EXERCISE DIRECTIONS: Retype every record exactly as it appears.

(Web page and app entries)

┏━━

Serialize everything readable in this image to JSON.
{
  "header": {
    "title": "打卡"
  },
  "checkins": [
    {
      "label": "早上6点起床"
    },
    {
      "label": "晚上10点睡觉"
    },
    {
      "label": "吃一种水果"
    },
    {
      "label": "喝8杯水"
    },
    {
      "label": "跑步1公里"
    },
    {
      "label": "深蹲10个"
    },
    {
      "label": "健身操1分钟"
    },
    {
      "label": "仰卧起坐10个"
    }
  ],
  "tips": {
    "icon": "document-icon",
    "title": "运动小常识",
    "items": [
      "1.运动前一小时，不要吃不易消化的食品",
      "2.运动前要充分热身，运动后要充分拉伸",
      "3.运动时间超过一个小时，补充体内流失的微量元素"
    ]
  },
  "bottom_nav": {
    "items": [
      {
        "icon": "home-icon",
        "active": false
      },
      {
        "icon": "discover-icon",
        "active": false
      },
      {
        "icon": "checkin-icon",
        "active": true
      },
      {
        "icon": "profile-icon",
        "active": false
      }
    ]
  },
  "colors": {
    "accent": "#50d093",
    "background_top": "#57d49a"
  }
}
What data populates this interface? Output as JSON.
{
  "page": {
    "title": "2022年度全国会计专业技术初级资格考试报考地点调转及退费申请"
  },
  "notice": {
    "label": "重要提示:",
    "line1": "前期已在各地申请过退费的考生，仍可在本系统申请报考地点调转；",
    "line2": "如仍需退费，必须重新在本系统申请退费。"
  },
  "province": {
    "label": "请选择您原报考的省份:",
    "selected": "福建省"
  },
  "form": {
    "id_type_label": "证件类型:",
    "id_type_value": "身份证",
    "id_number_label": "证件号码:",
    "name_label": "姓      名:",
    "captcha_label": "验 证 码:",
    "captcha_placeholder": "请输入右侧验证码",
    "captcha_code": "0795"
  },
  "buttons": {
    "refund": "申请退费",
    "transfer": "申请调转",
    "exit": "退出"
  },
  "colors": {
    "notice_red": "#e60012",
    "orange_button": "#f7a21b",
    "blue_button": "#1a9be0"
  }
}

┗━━

PROBLEM SOLUTION:
Serialize everything readable in this image to JSON.
{
  "header": {
    "title": "打卡"
  },
  "checkins": [
    {
      "label": "早上6点起床"
    },
    {
      "label": "晚上10点睡觉"
    },
    {
      "label": "吃一种水果"
    },
    {
      "label": "喝8杯水"
    },
    {
      "label": "跑步1公里"
    },
    {
      "label": "深蹲10个"
    },
    {
      "label": "健身操1分钟"
    },
    {
      "label": "仰卧起坐10个"
    }
  ],
  "tips": {
    "icon": "document-icon",
    "title": "运动小常识",
    "items": [
      "1.运动前一小时，不要吃不易消化的食品",
      "2.运动前要充分热身，运动后要充分拉伸",
      "3.运动时间超过一个小时，补充体内流失的微量元素"
    ]
  },
  "bottom_nav": {
    "items": [
      {
        "icon": "home-icon",
        "active": false
      },
      {
        "icon": "discover-icon",
        "active": false
      },
      {
        "icon": "checkin-icon",
        "active": true
      },
      {
        "icon": "profile-icon",
        "active": false
      }
    ]
  },
  "colors": {
    "accent": "#50d093",
    "background_top": "#57d49a"
  }
}
What data populates this interface? Output as JSON.
{
  "page": {
    "title": "2022年度全国会计专业技术初级资格考试报考地点调转及退费申请"
  },
  "notice": {
    "label": "重要提示:",
    "line1": "前期已在各地申请过退费的考生，仍可在本系统申请报考地点调转；",
    "line2": "如仍需退费，必须重新在本系统申请退费。"
  },
  "province": {
    "label": "请选择您原报考的省份:",
    "selected": "福建省"
  },
  "form": {
    "id_type_label": "证件类型:",
    "id_type_value": "身份证",
    "id_number_label": "证件号码:",
    "name_label": "姓      名:",
    "captcha_label": "验 证 码:",
    "captcha_placeholder": "请输入右侧验证码",
    "captcha_code": "0795"
  },
  "buttons": {
    "refund": "申请退费",
    "transfer": "申请调转",
    "exit": "退出"
  },
  "colors": {
    "notice_red": "#e60012",
    "orange_button": "#f7a21b",
    "blue_button": "#1a9be0"
  }
}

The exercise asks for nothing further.